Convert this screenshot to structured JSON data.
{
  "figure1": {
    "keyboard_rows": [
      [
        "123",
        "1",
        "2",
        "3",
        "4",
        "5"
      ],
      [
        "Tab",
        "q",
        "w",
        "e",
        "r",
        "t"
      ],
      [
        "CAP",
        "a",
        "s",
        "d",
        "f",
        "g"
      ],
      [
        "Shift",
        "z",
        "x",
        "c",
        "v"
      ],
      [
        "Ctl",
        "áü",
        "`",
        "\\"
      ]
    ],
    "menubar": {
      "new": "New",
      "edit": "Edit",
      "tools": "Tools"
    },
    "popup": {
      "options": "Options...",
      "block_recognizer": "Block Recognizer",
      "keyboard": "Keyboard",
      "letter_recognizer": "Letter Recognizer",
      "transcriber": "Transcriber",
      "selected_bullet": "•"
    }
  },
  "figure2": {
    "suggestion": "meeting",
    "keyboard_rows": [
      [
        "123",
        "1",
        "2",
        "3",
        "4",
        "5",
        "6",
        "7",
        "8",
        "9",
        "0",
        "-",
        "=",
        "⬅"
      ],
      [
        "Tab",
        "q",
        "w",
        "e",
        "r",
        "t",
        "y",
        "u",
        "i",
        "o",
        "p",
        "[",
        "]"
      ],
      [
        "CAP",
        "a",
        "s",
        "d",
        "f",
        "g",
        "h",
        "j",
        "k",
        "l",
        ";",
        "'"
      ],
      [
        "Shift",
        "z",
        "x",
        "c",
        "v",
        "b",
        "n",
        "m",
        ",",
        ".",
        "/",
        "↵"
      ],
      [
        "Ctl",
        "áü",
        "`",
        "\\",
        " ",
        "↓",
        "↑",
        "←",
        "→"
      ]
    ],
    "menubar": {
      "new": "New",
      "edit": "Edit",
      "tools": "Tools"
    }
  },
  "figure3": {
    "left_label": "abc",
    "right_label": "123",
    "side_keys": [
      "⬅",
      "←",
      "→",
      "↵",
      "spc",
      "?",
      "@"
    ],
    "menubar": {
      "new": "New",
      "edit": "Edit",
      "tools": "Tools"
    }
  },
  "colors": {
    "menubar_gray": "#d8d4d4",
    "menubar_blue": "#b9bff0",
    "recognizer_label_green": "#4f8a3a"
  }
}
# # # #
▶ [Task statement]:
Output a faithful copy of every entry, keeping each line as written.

▶ [Response to this task]:
Convert this screenshot to structured JSON data.
{
  "figure1": {
    "keyboard_rows": [
      [
        "123",
        "1",
        "2",
        "3",
        "4",
        "5"
      ],
      [
        "Tab",
        "q",
        "w",
        "e",
        "r",
        "t"
      ],
      [
        "CAP",
        "a",
        "s",
        "d",
        "f",
        "g"
      ],
      [
        "Shift",
        "z",
        "x",
        "c",
        "v"
      ],
      [
        "Ctl",
        "áü",
        "`",
        "\\"
      ]
    ],
    "menubar": {
      "new": "New",
      "edit": "Edit",
      "tools": "Tools"
    },
    "popup": {
      "options": "Options...",
      "block_recognizer": "Block Recognizer",
      "keyboard": "Keyboard",
      "letter_recognizer": "Letter Recognizer",
      "transcriber": "Transcriber",
      "selected_bullet": "•"
    }
  },
  "figure2": {
    "suggestion": "meeting",
    "keyboard_rows": [
      [
        "123",
        "1",
        "2",
        "3",
        "4",
        "5",
        "6",
        "7",
        "8",
        "9",
        "0",
        "-",
        "=",
        "⬅"
      ],
      [
        "Tab",
        "q",
        "w",
        "e",
        "r",
        "t",
        "y",
        "u",
        "i",
        "o",
        "p",
        "[",
        "]"
      ],
      [
        "CAP",
        "a",
        "s",
        "d",
        "f",
        "g",
        "h",
        "j",
        "k",
        "l",
        ";",
        "'"
      ],
      [
        "Shift",
        "z",
        "x",
        "c",
        "v",
        "b",
        "n",
        "m",
        ",",
        ".",
        "/",
        "↵"
      ],
      [
        "Ctl",
        "áü",
        "`",
        "\\",
        " ",
        "↓",
        "↑",
        "←",
        "→"
      ]
    ],
    "menubar": {
      "new": "New",
      "edit": "Edit",
      "tools": "Tools"
    }
  },
  "figure3": {
    "left_label": "abc",
    "right_label": "123",
    "side_keys": [
      "⬅",
      "←",
      "→",
      "↵",
      "spc",
      "?",
      "@"
    ],
    "menubar": {
      "new": "New",
      "edit": "Edit",
      "tools": "Tools"
    }
  },
  "colors": {
    "menubar_gray": "#d8d4d4",
    "menubar_blue": "#b9bff0",
    "recognizer_label_green": "#4f8a3a"
  }
}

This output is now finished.